When South Melbourne and Melbourne Knights take the field in Friday night’s FFV Community Shield, another chapter will be added to one of Australian football’s greatest rivalries.
While the ‘original’ Melbourne Derby may not hold the intensity it once did when both clubs were competing for national titles in the early 1990s, there is no doubt that this match is no ordinary football fixture.
There is nothing like a derby in football. They are matches which hold a greater significance than regular games, for intangible reasons, irrespective of where each team is on the table, or whether the game is even for points.
The two sides first met in 1960, a match South ran away 2-0 winners over a Melbourne Knights side that then went by the name ‘Preston Croatia’.
Both clubs enjoy a rich history, and have been bound together by both success and the changing landscape of football in this country.
Both have tasted the success of being national champions, whilst both have suffered the pitfalls of relegation back to the state leagues. It can also be said, that both sides harbour ambitions to compete again at the top level.
In 1984, the two sides met for the first time in the National Soccer League (NSL). South Melbourne enjoyed the majority of the success in the national league, with 54 matches against the Knights resulting in 25 victories, 16 draws and 13 defeats. However, five of these losses came in finals.
During the late eighties and early nineties, the sides clashed ten times in NSL finals matches. Many of these finals matches went to extra-time or penalties, and gave the fixture an added reputation.
There was the 1990/91 NSL Grand Final, where South Melbourne lifted the trophy after a 5-4 victory on penalties. Earlier, Joe Palatsides had equalised for South Melbourne with only seconds remaining in regular time.
The 1994/95 preliminary final will be remembered as the match which thrust Mark Viduka into the national spotlight, with the teenager scoring a hat-trick in a 3-2 victory to put Knights into the Grand Final at the expense of their rivals.
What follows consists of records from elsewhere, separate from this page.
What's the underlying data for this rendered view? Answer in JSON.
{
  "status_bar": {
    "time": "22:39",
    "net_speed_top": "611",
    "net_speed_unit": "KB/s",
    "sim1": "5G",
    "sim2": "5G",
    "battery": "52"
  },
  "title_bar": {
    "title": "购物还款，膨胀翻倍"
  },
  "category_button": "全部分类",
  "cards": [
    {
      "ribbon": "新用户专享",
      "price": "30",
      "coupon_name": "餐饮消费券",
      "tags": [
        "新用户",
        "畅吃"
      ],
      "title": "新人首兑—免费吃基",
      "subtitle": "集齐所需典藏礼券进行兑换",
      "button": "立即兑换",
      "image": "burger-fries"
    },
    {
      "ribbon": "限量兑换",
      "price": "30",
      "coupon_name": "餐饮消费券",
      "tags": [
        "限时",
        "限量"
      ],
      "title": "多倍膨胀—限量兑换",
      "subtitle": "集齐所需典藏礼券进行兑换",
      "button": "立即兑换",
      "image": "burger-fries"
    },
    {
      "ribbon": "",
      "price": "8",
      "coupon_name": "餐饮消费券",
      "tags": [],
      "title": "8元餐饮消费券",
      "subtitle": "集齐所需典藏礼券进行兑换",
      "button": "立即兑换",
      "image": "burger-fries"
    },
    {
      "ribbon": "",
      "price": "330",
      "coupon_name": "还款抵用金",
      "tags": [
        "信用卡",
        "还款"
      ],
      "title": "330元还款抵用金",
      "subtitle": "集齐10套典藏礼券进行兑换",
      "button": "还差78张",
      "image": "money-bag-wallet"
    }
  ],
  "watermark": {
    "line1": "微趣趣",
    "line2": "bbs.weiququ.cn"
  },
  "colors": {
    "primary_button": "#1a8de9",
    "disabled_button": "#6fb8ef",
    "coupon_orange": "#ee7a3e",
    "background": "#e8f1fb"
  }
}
More recently, A Trent Rixon goal saw South upset the odds in 2012/13 with a 1-0 victory in the VPL semi-
final, after Melbourne Knights had gone into the game as firm favourites. The clash drew almost 5000 people through the gates.
Last season saw a mixture of emotions for South fans, with the Hellas winning both league clashes, but falling to Knights in the Dockerty Cup, missing qualification to the FFA Cup as a result.
The match will be the first time these famous clubs have clashed for silverware since the 1990/91 Grand Final. While the match is not for points, both sides will settle for nothing less than a victory.
Friday’s match kicks off at 7.30PM at Knights Stadium. Those who are unable to attend the match can follow live updates on the official South Melbourne FC Facebook page or alternatively through Twitter (@smfc, #MKvSM, #NPLVIC).